--- What the task requires ---
The expected answer comprises all lines from the entries that contain the string "glyph".

....

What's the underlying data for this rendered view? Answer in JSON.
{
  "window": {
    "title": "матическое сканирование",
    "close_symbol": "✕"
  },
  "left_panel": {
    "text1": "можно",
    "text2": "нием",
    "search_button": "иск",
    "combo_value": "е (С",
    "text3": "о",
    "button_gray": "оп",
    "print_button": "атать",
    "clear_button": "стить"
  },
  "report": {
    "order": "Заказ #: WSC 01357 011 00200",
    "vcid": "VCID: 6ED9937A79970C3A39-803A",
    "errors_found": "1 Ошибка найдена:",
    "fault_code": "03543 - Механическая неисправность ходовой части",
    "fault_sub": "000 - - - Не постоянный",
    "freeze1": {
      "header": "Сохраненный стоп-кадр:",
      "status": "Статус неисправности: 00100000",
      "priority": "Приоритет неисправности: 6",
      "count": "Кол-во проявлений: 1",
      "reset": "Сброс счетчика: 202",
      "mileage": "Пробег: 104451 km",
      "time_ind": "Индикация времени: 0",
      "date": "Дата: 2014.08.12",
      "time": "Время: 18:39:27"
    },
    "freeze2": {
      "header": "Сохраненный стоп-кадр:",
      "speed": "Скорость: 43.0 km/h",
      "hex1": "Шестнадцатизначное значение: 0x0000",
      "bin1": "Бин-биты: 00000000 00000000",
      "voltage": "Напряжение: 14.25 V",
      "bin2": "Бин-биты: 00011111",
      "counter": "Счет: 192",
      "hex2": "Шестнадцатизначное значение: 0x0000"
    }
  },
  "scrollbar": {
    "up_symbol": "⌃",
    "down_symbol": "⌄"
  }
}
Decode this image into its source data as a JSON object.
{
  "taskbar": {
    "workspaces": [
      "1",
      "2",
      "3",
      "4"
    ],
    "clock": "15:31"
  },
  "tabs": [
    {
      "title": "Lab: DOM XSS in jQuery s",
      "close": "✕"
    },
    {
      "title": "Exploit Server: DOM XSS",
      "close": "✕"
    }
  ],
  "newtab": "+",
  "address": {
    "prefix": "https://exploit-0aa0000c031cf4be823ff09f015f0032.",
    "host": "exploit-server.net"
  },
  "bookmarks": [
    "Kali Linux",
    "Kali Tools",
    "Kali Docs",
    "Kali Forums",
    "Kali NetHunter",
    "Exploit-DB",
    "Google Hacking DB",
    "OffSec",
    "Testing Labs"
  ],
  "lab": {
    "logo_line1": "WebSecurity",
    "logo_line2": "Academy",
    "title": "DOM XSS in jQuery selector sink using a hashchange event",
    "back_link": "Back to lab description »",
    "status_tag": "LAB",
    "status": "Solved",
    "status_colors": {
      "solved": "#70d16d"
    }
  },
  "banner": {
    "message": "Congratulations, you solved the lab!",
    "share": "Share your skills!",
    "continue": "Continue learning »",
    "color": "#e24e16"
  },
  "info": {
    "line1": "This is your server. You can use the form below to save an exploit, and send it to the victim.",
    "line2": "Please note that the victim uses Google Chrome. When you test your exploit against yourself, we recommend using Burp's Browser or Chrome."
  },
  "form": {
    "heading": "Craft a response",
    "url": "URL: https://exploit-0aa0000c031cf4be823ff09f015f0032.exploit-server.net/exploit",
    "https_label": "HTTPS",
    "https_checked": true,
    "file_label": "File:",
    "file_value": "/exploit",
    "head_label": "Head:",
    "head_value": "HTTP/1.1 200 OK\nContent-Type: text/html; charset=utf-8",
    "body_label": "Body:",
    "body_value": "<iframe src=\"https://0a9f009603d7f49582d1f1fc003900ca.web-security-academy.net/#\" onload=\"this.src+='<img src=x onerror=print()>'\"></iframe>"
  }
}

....

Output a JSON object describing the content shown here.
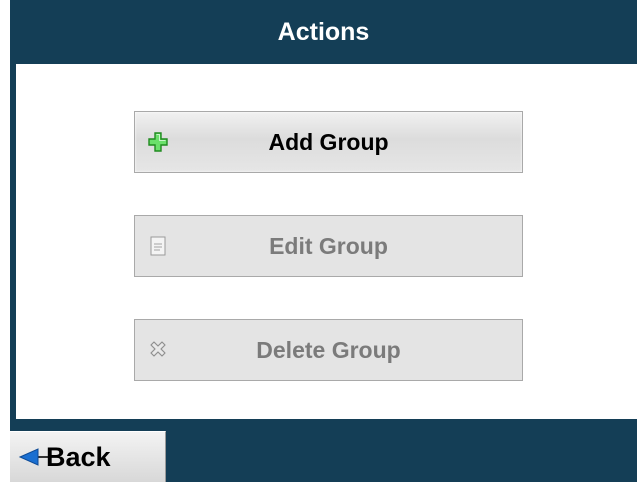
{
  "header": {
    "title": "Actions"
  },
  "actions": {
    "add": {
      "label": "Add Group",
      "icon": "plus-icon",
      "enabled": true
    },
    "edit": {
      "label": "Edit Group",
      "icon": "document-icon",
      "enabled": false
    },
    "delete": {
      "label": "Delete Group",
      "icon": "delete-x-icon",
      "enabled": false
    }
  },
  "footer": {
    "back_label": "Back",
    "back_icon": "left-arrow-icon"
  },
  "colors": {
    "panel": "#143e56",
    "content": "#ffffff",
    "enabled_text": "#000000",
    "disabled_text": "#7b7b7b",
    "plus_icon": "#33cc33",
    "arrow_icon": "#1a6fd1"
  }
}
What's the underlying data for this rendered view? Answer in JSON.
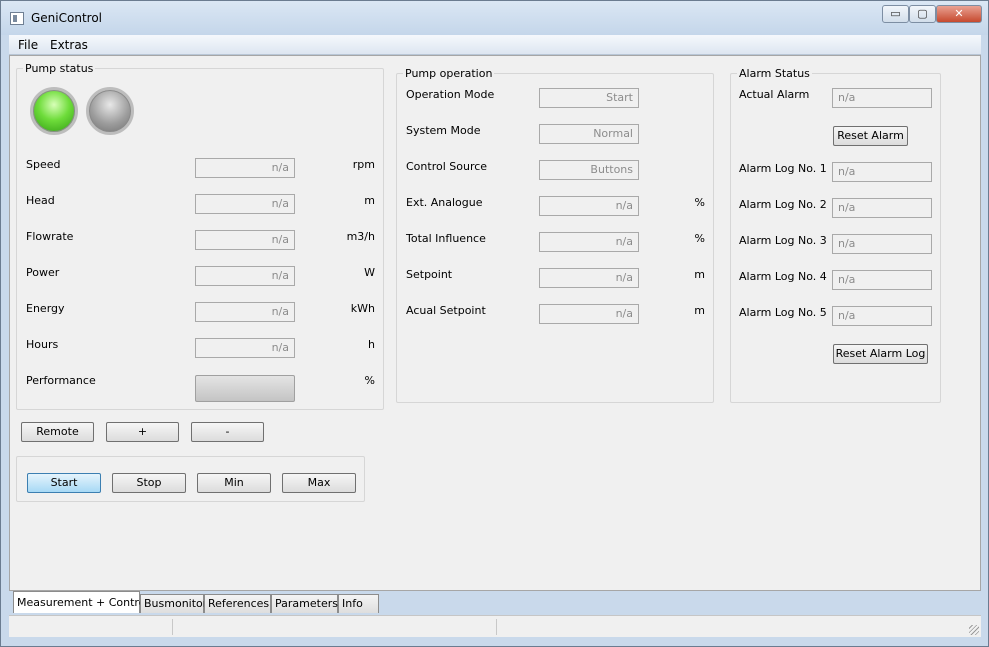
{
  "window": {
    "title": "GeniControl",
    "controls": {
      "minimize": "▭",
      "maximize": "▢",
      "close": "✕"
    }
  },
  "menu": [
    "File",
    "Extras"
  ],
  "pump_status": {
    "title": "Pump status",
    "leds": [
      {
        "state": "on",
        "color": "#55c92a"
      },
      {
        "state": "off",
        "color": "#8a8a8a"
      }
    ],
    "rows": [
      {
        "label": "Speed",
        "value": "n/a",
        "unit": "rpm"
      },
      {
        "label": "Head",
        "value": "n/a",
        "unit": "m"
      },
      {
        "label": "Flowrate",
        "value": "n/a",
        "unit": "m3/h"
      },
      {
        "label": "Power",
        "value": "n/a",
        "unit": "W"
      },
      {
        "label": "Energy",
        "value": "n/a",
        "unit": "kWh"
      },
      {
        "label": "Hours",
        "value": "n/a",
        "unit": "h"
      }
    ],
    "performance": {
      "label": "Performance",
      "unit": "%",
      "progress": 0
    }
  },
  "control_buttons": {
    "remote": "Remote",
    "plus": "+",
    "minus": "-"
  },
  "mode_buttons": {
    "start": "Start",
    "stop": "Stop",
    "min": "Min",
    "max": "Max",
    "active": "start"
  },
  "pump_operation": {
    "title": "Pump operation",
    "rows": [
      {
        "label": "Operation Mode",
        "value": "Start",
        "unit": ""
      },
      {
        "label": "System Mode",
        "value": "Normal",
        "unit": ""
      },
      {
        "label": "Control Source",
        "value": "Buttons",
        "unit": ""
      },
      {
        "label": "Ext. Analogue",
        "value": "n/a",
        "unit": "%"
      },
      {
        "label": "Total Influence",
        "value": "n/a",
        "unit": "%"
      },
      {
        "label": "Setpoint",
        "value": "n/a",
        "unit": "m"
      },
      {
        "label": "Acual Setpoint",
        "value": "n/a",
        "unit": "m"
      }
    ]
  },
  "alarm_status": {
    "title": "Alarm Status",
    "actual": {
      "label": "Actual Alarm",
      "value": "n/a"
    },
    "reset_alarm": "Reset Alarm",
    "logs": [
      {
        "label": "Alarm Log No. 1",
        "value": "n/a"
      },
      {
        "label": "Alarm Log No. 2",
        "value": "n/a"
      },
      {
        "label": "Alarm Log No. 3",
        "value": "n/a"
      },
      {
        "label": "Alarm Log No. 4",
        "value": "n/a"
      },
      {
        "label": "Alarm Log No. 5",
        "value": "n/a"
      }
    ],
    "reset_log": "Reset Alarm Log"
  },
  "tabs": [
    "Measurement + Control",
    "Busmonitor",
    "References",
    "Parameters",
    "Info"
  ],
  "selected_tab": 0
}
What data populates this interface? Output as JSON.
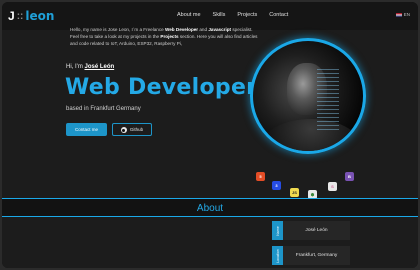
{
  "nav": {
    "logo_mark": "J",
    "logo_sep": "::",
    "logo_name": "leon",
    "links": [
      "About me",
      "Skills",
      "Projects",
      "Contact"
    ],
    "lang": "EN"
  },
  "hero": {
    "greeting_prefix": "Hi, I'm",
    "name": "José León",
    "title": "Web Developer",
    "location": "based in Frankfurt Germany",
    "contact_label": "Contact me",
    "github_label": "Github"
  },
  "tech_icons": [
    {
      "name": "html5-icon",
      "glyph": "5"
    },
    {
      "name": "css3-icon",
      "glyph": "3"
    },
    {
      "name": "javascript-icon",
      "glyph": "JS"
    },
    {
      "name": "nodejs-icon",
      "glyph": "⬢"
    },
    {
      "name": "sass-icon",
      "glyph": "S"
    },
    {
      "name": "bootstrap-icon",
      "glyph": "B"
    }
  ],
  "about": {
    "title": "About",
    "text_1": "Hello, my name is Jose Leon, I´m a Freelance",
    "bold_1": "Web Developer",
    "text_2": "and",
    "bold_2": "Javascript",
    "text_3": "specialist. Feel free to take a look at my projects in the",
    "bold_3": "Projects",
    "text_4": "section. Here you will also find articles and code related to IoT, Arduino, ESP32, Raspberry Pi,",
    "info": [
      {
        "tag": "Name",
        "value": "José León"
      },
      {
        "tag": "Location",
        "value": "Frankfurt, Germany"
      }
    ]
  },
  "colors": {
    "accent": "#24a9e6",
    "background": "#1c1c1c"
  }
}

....

--- Completed task ---
      "glyph": "5"
      "glyph": "3"
      "glyph": "JS"
      "glyph": "⬢"
      "glyph": "S"
      "glyph": "B"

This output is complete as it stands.